Mon originally means crest. In Muromachi era (approx. 500 – 600 years ago), samurai leaders started to dye their crest on their armors. Then they also started to actually wear kimonos with their crest dyed to express their royalty and pride.
Later, when Edo period (1603-1867) began, the tradition of using their crest on their clothes spread especially to Daimyos, feudal lords, who gathered in Edo for an alternate-year attendance. This is the beginning of Tokyo Some Komon.
Later, Edo citizens also began to ware Komon kimonos, but they could chose more various patterns since they were free from crest, and Tokyo Some Komon artisans developed stylish patterns.
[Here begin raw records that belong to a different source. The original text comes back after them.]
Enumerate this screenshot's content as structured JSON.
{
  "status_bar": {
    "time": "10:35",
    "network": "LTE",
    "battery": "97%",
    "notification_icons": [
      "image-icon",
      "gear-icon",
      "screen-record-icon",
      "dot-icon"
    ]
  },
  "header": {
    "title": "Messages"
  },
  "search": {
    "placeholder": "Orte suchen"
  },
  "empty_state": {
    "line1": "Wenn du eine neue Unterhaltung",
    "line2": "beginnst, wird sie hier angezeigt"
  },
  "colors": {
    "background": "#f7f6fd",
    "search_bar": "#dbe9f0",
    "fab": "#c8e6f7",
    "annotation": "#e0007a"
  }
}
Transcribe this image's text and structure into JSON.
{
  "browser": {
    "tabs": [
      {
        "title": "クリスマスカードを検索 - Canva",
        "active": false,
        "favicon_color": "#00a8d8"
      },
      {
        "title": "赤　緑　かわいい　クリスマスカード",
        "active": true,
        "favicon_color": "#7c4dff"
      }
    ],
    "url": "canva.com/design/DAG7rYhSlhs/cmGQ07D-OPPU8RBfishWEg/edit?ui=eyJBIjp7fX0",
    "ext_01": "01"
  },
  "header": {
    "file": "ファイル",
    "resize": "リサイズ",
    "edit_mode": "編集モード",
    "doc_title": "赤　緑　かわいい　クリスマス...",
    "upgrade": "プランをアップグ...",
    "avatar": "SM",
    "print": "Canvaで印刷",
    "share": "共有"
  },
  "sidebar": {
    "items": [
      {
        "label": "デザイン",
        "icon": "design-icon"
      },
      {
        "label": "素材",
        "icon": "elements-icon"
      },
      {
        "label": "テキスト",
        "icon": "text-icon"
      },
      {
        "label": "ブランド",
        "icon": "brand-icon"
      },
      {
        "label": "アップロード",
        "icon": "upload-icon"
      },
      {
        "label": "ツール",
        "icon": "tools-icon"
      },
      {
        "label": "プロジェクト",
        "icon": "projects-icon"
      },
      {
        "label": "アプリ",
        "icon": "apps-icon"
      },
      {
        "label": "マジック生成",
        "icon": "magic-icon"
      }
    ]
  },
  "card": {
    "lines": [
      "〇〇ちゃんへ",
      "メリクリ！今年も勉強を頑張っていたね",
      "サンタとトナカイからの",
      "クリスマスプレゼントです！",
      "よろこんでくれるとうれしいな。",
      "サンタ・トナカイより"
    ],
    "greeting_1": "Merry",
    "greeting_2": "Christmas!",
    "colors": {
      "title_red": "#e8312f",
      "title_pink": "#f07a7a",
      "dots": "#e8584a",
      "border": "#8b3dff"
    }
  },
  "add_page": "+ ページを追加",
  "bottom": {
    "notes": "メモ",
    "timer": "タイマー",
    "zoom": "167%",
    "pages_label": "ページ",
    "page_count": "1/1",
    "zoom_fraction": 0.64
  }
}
Komon was first only for men, but later, women started to wear this kind of kimono since they were cool and elegant even though the coloring was simple.
In Meiji(1868-1912), when samurai status was banned and men started to ware plain western clothes, Tokyo Some Komon became mostly for women.
The customers has been changed, but the production method has not changed a bit. Handmade paper is piled up by persimmon tannin to form the basement of pattern paper. Artisans plan the designs, and express the design on the pattern paper by gimlets and small knives.
The fabric usually used is silk. Carved pattern paper is set on the silk clothe and starch paste put on to protect the pattern from dyed. After starch paste was set, the silk clothe is dyed and steamed for fixing, then washed well.
The features of Tokyo Some Komon is the elaborate decoration which is realized by the workmanship by skillful artisans. It is astonishing that the patterns are very edgy and distinct even though they are so small.
Tokyo Some Komon was designated as Traditional Craft by METI (Ministry of Economy, Trade and Industry) in 1976.